___ THE INPUT
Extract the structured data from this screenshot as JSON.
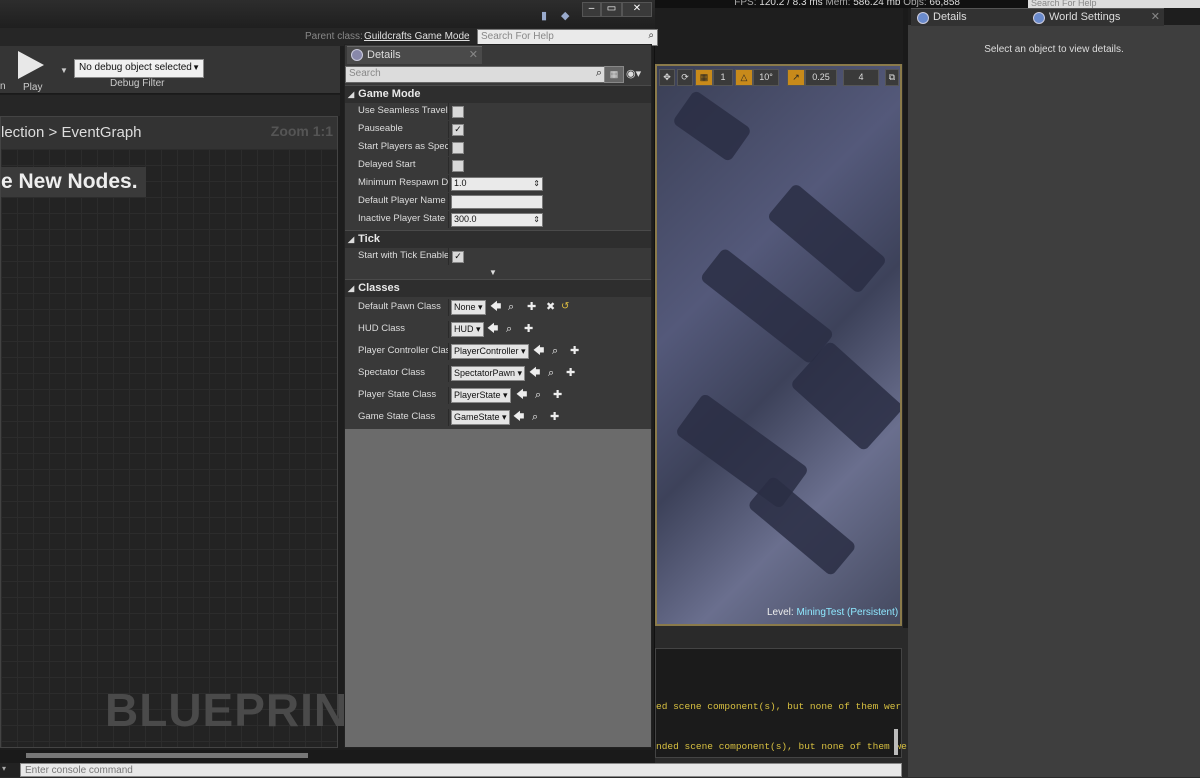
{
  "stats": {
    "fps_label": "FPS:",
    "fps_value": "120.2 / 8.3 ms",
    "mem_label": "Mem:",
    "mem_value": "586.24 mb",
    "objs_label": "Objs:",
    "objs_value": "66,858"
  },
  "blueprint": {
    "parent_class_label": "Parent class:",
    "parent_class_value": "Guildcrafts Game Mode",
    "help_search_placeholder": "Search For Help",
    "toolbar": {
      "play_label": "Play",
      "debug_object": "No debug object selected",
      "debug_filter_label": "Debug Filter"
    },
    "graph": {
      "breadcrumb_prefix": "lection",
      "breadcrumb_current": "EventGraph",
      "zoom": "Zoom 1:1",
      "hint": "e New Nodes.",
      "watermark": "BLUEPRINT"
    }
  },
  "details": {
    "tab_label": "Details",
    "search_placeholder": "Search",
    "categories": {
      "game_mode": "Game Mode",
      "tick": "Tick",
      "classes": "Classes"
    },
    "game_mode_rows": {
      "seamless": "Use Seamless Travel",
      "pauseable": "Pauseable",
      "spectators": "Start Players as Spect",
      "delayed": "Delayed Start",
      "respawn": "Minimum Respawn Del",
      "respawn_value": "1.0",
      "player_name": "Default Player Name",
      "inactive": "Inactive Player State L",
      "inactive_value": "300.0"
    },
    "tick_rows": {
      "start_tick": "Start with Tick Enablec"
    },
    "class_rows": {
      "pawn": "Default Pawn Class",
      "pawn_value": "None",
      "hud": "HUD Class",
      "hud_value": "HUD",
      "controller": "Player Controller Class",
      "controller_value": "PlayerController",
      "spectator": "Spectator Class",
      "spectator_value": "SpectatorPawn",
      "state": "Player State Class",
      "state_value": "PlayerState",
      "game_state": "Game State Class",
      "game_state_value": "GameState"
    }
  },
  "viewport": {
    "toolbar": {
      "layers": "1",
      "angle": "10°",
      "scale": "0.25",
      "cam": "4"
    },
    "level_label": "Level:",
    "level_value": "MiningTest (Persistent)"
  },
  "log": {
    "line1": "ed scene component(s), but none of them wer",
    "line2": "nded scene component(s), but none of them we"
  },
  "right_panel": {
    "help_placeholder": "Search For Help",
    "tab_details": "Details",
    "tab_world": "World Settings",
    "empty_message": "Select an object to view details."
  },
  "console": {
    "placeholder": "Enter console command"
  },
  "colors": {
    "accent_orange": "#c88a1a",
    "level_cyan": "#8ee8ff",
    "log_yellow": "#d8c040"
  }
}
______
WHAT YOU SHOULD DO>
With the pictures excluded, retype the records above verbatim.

RESPONSE TO THIS EXERCISE>
Extract the structured data from this screenshot as JSON.
{
  "stats": {
    "fps_label": "FPS:",
    "fps_value": "120.2 / 8.3 ms",
    "mem_label": "Mem:",
    "mem_value": "586.24 mb",
    "objs_label": "Objs:",
    "objs_value": "66,858"
  },
  "blueprint": {
    "parent_class_label": "Parent class:",
    "parent_class_value": "Guildcrafts Game Mode",
    "help_search_placeholder": "Search For Help",
    "toolbar": {
      "play_label": "Play",
      "debug_object": "No debug object selected",
      "debug_filter_label": "Debug Filter"
    },
    "graph": {
      "breadcrumb_prefix": "lection",
      "breadcrumb_current": "EventGraph",
      "zoom": "Zoom 1:1",
      "hint": "e New Nodes.",
      "watermark": "BLUEPRINT"
    }
  },
  "details": {
    "tab_label": "Details",
    "search_placeholder": "Search",
    "categories": {
      "game_mode": "Game Mode",
      "tick": "Tick",
      "classes": "Classes"
    },
    "game_mode_rows": {
      "seamless": "Use Seamless Travel",
      "pauseable": "Pauseable",
      "spectators": "Start Players as Spect",
      "delayed": "Delayed Start",
      "respawn": "Minimum Respawn Del",
      "respawn_value": "1.0",
      "player_name": "Default Player Name",
      "inactive": "Inactive Player State L",
      "inactive_value": "300.0"
    },
    "tick_rows": {
      "start_tick": "Start with Tick Enablec"
    },
    "class_rows": {
      "pawn": "Default Pawn Class",
      "pawn_value": "None",
      "hud": "HUD Class",
      "hud_value": "HUD",
      "controller": "Player Controller Class",
      "controller_value": "PlayerController",
      "spectator": "Spectator Class",
      "spectator_value": "SpectatorPawn",
      "state": "Player State Class",
      "state_value": "PlayerState",
      "game_state": "Game State Class",
      "game_state_value": "GameState"
    }
  },
  "viewport": {
    "toolbar": {
      "layers": "1",
      "angle": "10°",
      "scale": "0.25",
      "cam": "4"
    },
    "level_label": "Level:",
    "level_value": "MiningTest (Persistent)"
  },
  "log": {
    "line1": "ed scene component(s), but none of them wer",
    "line2": "nded scene component(s), but none of them we"
  },
  "right_panel": {
    "help_placeholder": "Search For Help",
    "tab_details": "Details",
    "tab_world": "World Settings",
    "empty_message": "Select an object to view details."
  },
  "console": {
    "placeholder": "Enter console command"
  },
  "colors": {
    "accent_orange": "#c88a1a",
    "level_cyan": "#8ee8ff",
    "log_yellow": "#d8c040"
  }
}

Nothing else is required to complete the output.